Greetings Friends. Please pardon my silence but study has kept me preoccupied. That, and I've just changed jobs, churches and have some big plans in the pipe line. So this doesn't really allow me enough time to blog all the things I want to. But I'm hoping within the next couple of weeks things will settle and my research into 1 Peter can continue. Take care, sean D.
Wednesday, August 13, 2008
As a pastor and New Testament student these two worlds often collide. Nowhere is this more evident at the moment than with many who are now engaged in what is quickly being labelled “A churchless faith”. Frank Viola and George Barna’s Pagan Christianity has advanced this view into a more popular arena. Ben Witherington has offered thoughts on the matter, even adding Howard Snyder’s review of Pagan Christianity to his blog. Witherington recommends James Burtchaell's important monograph From Synagogue to Church. Public Services and Offices in the Earliest Christian Communities (Cambridge U. Press, 1992), which I’ve now ordered and will devour soon. I’m sure Robert Banks’ book Paul’s Idea of Community would be helpful, and so I’ve added that to the list. Does anyone know of any other books on this topic? I’m specifically looking for the impossible, you know, books on characteristics of early Christian gatherings, the various ingredients that made up their gatherings. I’m also not wishing to confine this research to the New Testament documents alone, so I’m very interested in the Didache and other literature of early Christianity that may shed light on this topic. Can anyone recommend any helpful commentaries on The Didache? I’m caught between Kurt Niederwimmer and Aaron Milavec. Milavec looks to be exhaustive, having 1000pgs of comments and discussion. But the Niederwimmer is in a respected series. Anyone have any thoughts on either of these?
Tuesday, August 05, 2008
Well, SBL International 2008 was fantastic. The academic environment was superb, and the bookshop – especially BRILL- made the experience fantastic.

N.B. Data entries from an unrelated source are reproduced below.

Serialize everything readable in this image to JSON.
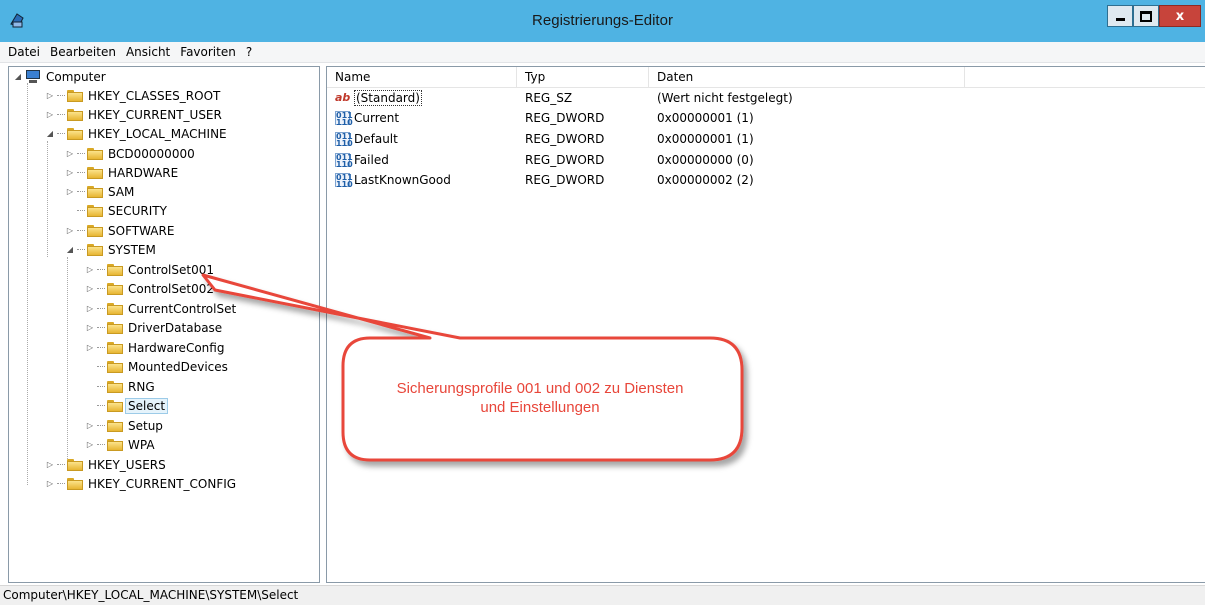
{
  "window": {
    "title": "Registrierungs-Editor",
    "minimize": "_",
    "maximize": "□",
    "close": "x"
  },
  "menu": [
    "Datei",
    "Bearbeiten",
    "Ansicht",
    "Favoriten",
    "?"
  ],
  "tree": {
    "root": "Computer",
    "nodes": [
      "HKEY_CLASSES_ROOT",
      "HKEY_CURRENT_USER",
      "HKEY_LOCAL_MACHINE",
      "BCD00000000",
      "HARDWARE",
      "SAM",
      "SECURITY",
      "SOFTWARE",
      "SYSTEM",
      "ControlSet001",
      "ControlSet002",
      "CurrentControlSet",
      "DriverDatabase",
      "HardwareConfig",
      "MountedDevices",
      "RNG",
      "Select",
      "Setup",
      "WPA",
      "HKEY_USERS",
      "HKEY_CURRENT_CONFIG"
    ]
  },
  "list": {
    "columns": [
      "Name",
      "Typ",
      "Daten"
    ],
    "rows": [
      {
        "name": "(Standard)",
        "type": "REG_SZ",
        "data": "(Wert nicht festgelegt)",
        "icon": "string-value-icon"
      },
      {
        "name": "Current",
        "type": "REG_DWORD",
        "data": "0x00000001 (1)",
        "icon": "dword-value-icon"
      },
      {
        "name": "Default",
        "type": "REG_DWORD",
        "data": "0x00000001 (1)",
        "icon": "dword-value-icon"
      },
      {
        "name": "Failed",
        "type": "REG_DWORD",
        "data": "0x00000000 (0)",
        "icon": "dword-value-icon"
      },
      {
        "name": "LastKnownGood",
        "type": "REG_DWORD",
        "data": "0x00000002 (2)",
        "icon": "dword-value-icon"
      }
    ]
  },
  "annotation": {
    "line1": "Sicherungsprofile 001 und 002 zu Diensten",
    "line2": "und Einstellungen",
    "color": "#e8463a"
  },
  "status": "Computer\\HKEY_LOCAL_MACHINE\\SYSTEM\\Select"
}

The highlight for me was probably hanging out with Warren Carter, and then Bruce Winter. Both men were friendly and very forthcoming with helpful ideas and critiques of my suggested research areas. Carter alerted me to some material he had written on 1 Peter, and then invited me to respond to him. I’ll be distilling my thoughts and then blog my response. Bruce Winter was so kind and helpful, a stunning example of scholarship and piety. Winter has done quite a bit of work on 1 Peter, but hasn’t published much of it. As my interests are now focussed on 1 Peter, he offered to review some of the stuff I’d be working on. The best session for me was the Symposium on Bob Jewett’s Roman’s commentary. Doug Campbell, Paul Trebilco and Jewett’s response were outstanding. Eddie and I walked out thinking “do we know anything?” The level of discussion was just superb. Jewett even made his way over to us to find out what we were studying, how we found the session and what our thoughts were. WOW! My friends have now graciously agreed to buy me this commentary for my B-day. I love my friends… The bookshop was quite helpful, especially the Brill titles that were heavily discounted. My semi-embarrassing moment came when I began to chat to a guy about Reinhard Feldmeier’s newly translated commentary on 1 Peter (which I’m hoping to review soon). This guy was quite persistent that this was one of the best commentaries on 1 Peter. I was a bit hesitant, and I’m quite happy that Achtemeier and Green are the best commentaries on 1 Peter, with Elliott a close second. The banter when back and forth for a while and then we parted ways. Later on, I was told that the person I was talking to was Carey C. Newman, who is down to write a commentary on 1 Peter for the Smyth & Helwys series! Next time I’ll be more careful before I just start blabbing… PS: I still think I’m right about Achtemeier and Green. Feldmeier is helpful, but nowhere near as helpful or insightful as the former two. After SBL, I had lunch with my former mentor Mark Keown, lecturer in New Testament at Bible College of New Zealand. Mark had just come back from the Tyndale fellowship where he presented a paper on gospel proclamation in 1 Peter. I’m hoping to interact with Mark’s paper in a forthcoming blog.